  • Anna

Review: Last Wish

Updated: Aug 16, 2018

Puzzessed Escape Games, Albuquerque, New Mexico

#108, Won, $22/person


Puzzessed was our 3rd room of the day and I was raring to go. Fight. Fight fight fight.

Our escape average hovers around 80% (it would probably be a little higher but we regularly beg to be allowed to play games that require more than 2 players) and the more rooms we do the harder it is to make that average budge, so any time we lose a game I’m enraged enough to bring out my inner Meg Ryan and fight. Fight fight fight. Though we hadn’t lost the room before this one, I felt we had been “hinted” out of it, which is almost as bad.

The first impression of Puzzessed as a business is: invested and caring. The owners are knowledgeable to talk to and told us the places to hit and avoid for food while we were in town, even the best routes to take to drive there. I love the non-corporate feel of this place and that the walls are adorned by local art.
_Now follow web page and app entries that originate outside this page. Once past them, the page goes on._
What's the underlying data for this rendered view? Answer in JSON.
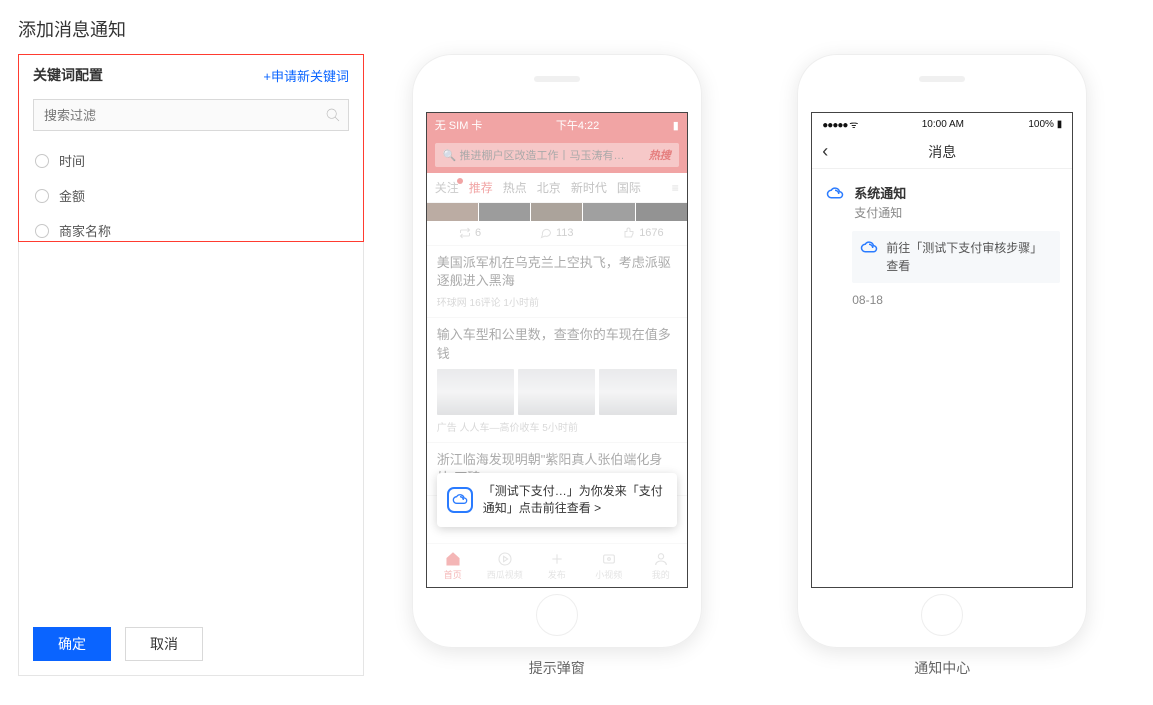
{
  "page": {
    "title": "添加消息通知"
  },
  "config": {
    "title": "关键词配置",
    "apply_link": "+申请新关键词",
    "search_placeholder": "搜索过滤",
    "options": [
      "时间",
      "金额",
      "商家名称"
    ],
    "confirm": "确定",
    "cancel": "取消"
  },
  "phoneA": {
    "caption": "提示弹窗",
    "status_left": "无 SIM 卡",
    "status_center": "下午4:22",
    "search_text": "推进棚户区改造工作丨马玉涛有…",
    "search_hot": "热搜",
    "tabs": {
      "follow": "关注",
      "selected": "推荐",
      "rest": [
        "热点",
        "北京",
        "新时代",
        "国际"
      ]
    },
    "stats": {
      "repost": "6",
      "comment": "113",
      "like": "1676"
    },
    "news1": {
      "title": "美国派军机在乌克兰上空执飞，考虑派驱逐舰进入黑海",
      "meta": "环球网 16评论 1小时前"
    },
    "news2": {
      "title": "输入车型和公里数，查查你的车现在值多钱",
      "meta": "广告 人人车—高价收车  5小时前"
    },
    "news3": {
      "title": "浙江临海发现明朝\"紫阳真人张伯端化身处\"石碑"
    },
    "popup": "「测试下支付…」为你发来「支付通知」点击前往查看 >",
    "tabbar": [
      "首页",
      "西瓜视频",
      "发布",
      "小视频",
      "我的"
    ]
  },
  "phoneB": {
    "caption": "通知中心",
    "status_time": "10:00 AM",
    "status_batt": "100%",
    "nav_title": "消息",
    "msg": {
      "name": "系统通知",
      "sub": "支付通知",
      "body": "前往「测试下支付审核步骤」查看",
      "date": "08-18"
    }
  }
}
In Last Wish, your father sent you a letter that you receive after his funeral leading you to an elaborate puzzle in a secret office that no one knew about. The plot carries throughout the game by a series of cassette tapes being uncovered that he left for you. Yep, you read me right, cassette tapes.

Using an everyday item that is past its prime is an interesting element in an escape room. It creates a “puzzle” where there is no real puzzle and can allow the older crowd, who might be hesitant about the unknown prospects of an escape room, to feel instantly valuable because of the knowledge they bring to the table. It’s important to make whatever this artifact is fit into the game and not stick out like a sore gimmicky thumb. Puzzessed did a great job making their room immersive with both decor and props.
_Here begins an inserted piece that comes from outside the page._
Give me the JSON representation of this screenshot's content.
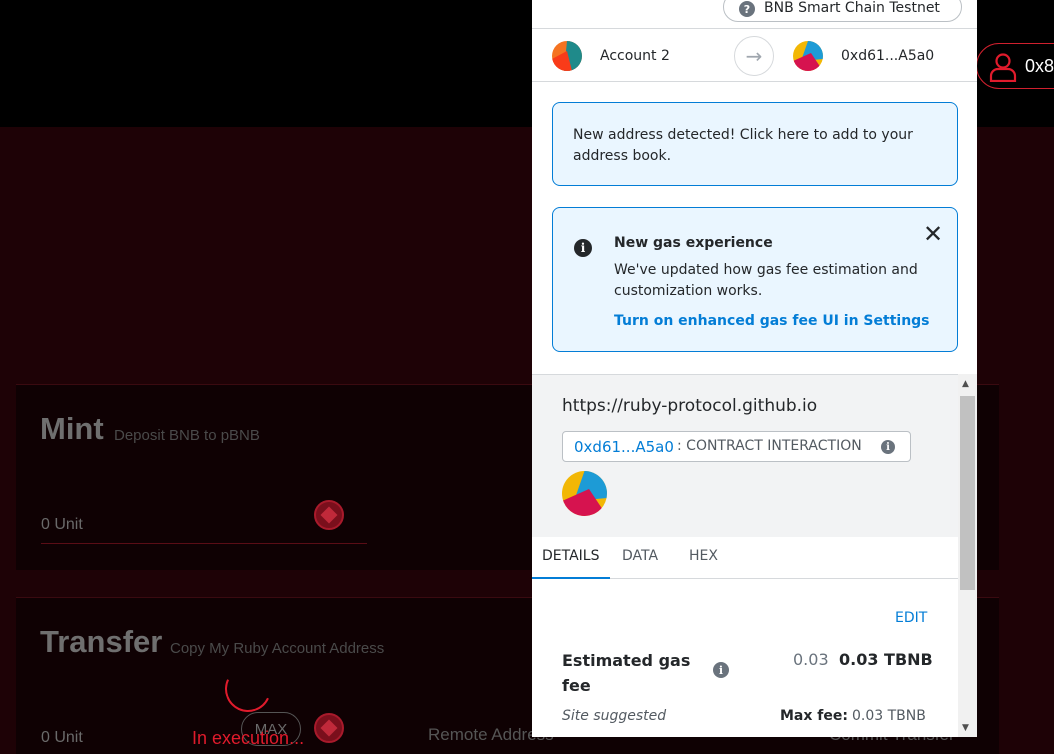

There were a few puzzles in Last Wish where the creators added extra clues after the fact to try to help the puzzler get to the right track. We’ve run into this in a few games. In an effort to guide players, what actually ends up happening is that there are too many clues and sometimes this throws players off track instead of clarifying as is the intent.

This is an easy trap to fall into. The puzzle makes sense to the creator but they see a trend of a sticky spot in their escape room and go for the quick fix. By quick fix, I don’t mean the lazy fix, but the fix that does not affect other puzzles, props, or flow of the rest of the game. Most of the time a “broken” puzzle cannot be fixed that easily.

Enough about that, as it was only a small portion of the room, though important to point out. Other puzzles in the room were innovative and there are a few really fun surprises waiting for players. Last Wish utilizes the space of the room very well incorporating elements and pieces that extend the game past just what you see when you enter. A few of the puzzles stand out in my mind as being either something I haven’t seen in an escape room before or the first time I had seen it.

My favorite thing about the experience at Puzzessed was the obvious effort they are putting into continually tweaking and refining the game. Overall a really solid room and a business I’d love to play another room at once they open another up.


Puzzles: A few standouts and a few been-there-done-thats. Theme: I frequently lose sight of the theme in escape rooms but Last Wist keeps you in the whole time. Game Master: Attentive, no issues. Upkeep: Continual maintenance obviously done. Customer Service: Outstanding. Extras: Minus 1 for extra clues that ended up convoluting instead of helping.